John Glenn Cygnus departs ISS begins secondary mission

Additional Astronaut on the Space Station Means Dozens of New Team Members on the Ground

Roscosmos Says Cooperation With NASA Unaffected by 'Political Outbursts'

IRON AND ICE
SpaceX's first recycled Dragon arrives at space station

Russian rocket returns to service with launch of US satellite

India shows off space prowess with launch of mega-rocket

NASA awards Universal Stage Adapter contract for SLS

IRON AND ICE
Study estimates amount of water needed to carve Martian valleys

Opportunity Surveying the spillway into Perseverance Valley

Collateral damage from cosmic rays increases cancer risks for Mars astronauts

Curiosity Peels Back Layers on Ancient Martian Lake

IRON AND ICE
China discloses Chang'e 5 lunar probe landing site

China's 1st astronaut details projects for orbital station, manned lunar visit

Spotlight: First China-designed experiment flies to space station

News Analysis: U.S.-China space freeze may thaw with new commercial pathway

IRON AND ICE
Thomas Pesquet returns to Earth

Propose a course idea for the CU space minor

Leading Global Air And Space Law Group Joins Reed Smith

New Horizons for Alexander Gerst

IRON AND ICE
Saudi deal for counterfire radars approved by U.S. State Department

Study proves viability of quantum satellite communications

Indian Space Agency to Work on Electric Propulsion for Large Satellites

Bamboo inspires optimal design for lightness and toughness

IRON AND ICE
Discovery reveals planet almost as hot as the Sun

A planet hotter than most stars

Hubble's tale of 2 exoplanets - Nature vs nurture

Astronomers discover alien world hotter than most stars

IRON AND ICE
A whole new Jupiter with first science results from Juno

First results from Juno show cyclones and massive magnetism

Jupiters complex transient auroras

NASA's Juno probe forces 'rethink' on Jupiter




Memory Foam Mattress Review
Newsletters :: SpaceDaily :: SpaceWar :: TerraDaily :: Energy Daily
XML Feeds :: Space News :: Earth News :: War News :: Solar Energy News






The content herein, unless otherwise known to be public domain, are Copyright 1995-2017 - Space Media Network. All websites are published in Australia and are solely subject to Australian law and governed by Fair Use principals for news reporting and research purposes. AFP, UPI and IANS news wire stories are copyright Agence France-Presse, United Press International and Indo-Asia News Service.
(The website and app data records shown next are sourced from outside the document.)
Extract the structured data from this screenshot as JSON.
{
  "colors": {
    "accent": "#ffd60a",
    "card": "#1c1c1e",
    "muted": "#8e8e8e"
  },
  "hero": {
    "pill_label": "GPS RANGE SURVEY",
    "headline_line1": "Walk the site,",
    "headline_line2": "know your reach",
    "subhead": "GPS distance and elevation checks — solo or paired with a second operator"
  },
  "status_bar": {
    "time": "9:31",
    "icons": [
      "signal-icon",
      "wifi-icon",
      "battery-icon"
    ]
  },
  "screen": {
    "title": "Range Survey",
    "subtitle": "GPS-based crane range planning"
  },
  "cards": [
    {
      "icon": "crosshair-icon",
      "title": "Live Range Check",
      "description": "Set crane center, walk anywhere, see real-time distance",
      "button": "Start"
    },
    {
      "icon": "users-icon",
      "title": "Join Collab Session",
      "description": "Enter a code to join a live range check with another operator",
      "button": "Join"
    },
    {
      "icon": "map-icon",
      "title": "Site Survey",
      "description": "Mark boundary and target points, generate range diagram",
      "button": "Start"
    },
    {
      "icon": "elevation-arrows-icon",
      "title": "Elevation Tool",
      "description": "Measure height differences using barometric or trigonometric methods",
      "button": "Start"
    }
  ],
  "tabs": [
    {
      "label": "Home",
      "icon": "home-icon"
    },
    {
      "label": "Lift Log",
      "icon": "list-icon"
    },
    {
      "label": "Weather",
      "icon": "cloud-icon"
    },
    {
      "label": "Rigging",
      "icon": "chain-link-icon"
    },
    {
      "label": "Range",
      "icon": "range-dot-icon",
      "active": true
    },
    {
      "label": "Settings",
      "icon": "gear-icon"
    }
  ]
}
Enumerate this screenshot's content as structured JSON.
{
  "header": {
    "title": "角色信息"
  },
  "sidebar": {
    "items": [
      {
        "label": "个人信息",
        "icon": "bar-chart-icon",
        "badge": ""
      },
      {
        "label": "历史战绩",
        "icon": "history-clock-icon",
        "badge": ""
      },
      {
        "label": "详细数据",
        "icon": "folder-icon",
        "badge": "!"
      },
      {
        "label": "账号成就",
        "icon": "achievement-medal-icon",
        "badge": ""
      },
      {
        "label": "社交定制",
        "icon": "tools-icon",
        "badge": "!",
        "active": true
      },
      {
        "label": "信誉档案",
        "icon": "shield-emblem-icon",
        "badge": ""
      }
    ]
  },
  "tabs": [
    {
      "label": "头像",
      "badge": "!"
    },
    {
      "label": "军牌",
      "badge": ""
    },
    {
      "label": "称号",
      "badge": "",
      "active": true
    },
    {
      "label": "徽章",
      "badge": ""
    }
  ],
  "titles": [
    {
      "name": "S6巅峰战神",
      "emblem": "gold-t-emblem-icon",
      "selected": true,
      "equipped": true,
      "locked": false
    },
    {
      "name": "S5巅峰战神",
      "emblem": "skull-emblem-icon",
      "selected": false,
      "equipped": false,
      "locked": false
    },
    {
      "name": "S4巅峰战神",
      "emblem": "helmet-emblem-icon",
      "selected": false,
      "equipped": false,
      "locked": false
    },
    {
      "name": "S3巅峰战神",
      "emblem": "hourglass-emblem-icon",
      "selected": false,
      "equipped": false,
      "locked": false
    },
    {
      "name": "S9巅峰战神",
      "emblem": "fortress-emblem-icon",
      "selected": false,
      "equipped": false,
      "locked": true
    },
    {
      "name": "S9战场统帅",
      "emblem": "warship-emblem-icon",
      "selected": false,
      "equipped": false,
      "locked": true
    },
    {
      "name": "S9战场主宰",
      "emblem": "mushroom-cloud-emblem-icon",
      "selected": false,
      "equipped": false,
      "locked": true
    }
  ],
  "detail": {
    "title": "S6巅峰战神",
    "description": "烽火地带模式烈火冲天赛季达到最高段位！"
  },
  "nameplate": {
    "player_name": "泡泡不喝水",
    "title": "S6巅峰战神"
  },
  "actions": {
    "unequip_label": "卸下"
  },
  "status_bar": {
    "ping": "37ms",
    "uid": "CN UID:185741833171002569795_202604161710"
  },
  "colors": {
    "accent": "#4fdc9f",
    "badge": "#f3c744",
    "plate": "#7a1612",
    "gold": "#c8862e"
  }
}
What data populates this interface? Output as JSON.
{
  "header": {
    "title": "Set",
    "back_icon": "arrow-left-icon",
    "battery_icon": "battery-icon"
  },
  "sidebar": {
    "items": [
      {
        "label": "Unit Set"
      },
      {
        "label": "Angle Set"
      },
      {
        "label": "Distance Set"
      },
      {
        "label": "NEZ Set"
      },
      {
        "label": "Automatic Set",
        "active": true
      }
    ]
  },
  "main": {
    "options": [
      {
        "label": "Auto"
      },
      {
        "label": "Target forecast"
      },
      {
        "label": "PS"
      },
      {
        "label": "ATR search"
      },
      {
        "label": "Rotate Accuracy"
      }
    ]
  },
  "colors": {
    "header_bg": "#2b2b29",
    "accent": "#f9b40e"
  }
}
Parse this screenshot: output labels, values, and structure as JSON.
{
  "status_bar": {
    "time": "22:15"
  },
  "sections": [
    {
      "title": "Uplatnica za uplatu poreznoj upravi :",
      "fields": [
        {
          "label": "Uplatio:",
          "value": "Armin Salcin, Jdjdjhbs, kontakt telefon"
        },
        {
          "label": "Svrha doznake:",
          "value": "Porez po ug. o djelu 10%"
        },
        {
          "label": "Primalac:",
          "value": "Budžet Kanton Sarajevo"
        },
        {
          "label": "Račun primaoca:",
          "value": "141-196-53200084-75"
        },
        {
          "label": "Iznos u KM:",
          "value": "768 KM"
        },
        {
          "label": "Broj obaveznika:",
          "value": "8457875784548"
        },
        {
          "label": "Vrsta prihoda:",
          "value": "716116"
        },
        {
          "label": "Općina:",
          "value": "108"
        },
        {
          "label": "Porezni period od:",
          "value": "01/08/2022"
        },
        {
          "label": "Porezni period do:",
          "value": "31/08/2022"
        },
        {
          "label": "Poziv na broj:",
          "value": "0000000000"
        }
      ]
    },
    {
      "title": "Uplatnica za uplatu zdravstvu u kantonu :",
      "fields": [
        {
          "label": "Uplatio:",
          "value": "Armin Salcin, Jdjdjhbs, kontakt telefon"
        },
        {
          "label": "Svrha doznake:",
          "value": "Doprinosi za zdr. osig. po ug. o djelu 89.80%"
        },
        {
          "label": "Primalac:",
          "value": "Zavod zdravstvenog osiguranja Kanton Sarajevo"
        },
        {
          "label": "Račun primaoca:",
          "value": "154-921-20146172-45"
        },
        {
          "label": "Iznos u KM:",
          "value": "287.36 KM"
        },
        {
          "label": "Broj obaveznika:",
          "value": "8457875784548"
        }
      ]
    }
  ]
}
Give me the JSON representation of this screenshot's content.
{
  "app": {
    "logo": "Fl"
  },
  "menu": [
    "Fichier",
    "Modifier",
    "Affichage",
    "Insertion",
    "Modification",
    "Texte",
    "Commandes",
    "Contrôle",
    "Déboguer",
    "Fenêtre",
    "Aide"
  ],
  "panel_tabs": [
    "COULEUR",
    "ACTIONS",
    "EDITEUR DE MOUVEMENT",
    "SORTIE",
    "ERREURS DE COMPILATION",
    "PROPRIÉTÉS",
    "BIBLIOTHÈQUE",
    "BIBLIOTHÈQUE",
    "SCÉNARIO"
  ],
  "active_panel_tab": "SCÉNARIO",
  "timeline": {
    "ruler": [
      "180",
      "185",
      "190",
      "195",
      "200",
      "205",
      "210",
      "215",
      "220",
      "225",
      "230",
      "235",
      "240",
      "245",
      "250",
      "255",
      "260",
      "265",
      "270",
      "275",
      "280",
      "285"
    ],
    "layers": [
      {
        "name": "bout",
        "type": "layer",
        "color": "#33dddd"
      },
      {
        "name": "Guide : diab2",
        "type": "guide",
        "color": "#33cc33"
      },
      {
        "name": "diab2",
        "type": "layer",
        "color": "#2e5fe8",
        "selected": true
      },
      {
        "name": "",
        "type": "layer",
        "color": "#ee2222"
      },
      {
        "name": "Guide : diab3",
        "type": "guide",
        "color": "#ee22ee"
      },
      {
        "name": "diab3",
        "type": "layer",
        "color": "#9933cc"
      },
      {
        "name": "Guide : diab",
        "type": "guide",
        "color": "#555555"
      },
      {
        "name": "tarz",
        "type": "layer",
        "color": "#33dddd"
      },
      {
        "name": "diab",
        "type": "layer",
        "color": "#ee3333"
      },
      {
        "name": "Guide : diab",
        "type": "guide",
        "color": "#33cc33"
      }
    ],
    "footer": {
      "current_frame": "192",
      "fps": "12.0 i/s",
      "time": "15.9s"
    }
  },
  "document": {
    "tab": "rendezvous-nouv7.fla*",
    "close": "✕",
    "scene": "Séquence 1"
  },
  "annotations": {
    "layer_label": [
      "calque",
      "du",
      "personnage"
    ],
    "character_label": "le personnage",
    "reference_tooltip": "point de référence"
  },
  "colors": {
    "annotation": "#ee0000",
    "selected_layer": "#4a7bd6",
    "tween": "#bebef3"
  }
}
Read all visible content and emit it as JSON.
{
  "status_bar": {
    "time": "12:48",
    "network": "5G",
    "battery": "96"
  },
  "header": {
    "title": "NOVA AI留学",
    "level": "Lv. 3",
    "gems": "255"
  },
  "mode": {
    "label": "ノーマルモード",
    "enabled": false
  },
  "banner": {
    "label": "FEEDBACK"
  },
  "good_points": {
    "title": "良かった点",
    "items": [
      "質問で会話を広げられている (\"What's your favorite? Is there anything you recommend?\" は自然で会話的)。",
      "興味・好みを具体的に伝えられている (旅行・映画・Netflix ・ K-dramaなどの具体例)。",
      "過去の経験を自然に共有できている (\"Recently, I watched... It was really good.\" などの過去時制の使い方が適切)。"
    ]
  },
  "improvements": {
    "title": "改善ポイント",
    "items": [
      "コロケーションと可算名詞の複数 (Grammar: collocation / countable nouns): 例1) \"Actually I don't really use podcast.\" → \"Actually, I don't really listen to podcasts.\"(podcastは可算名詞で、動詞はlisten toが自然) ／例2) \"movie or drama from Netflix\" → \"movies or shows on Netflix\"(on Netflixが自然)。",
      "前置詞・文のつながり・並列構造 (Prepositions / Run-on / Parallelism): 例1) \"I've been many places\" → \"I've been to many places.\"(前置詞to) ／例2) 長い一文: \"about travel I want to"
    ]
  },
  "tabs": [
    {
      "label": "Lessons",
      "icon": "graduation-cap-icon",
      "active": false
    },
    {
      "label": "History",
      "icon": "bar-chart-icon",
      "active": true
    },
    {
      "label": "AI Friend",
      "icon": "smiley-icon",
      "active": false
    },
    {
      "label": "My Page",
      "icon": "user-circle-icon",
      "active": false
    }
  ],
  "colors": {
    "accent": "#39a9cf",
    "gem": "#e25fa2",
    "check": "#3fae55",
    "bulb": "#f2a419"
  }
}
ESA news reports are copyright European Space Agency. All NASA sourced material is public domain. Additional copyrights may apply in whole or part to other bona fide parties. All articles labeled "by Staff Writers" include reports supplied to Space Media Network by industry news wires, PR agencies, corporate press officers and the like. Such articles are individually curated and edited by Space Media Network staff on the basis of the report's information value to our industry and professional readership. Advertising does not imply endorsement, agreement or approval of any opinions, statements or information provided by Space Media Network on any Web page published or hosted by Space Media Network. Privacy Statement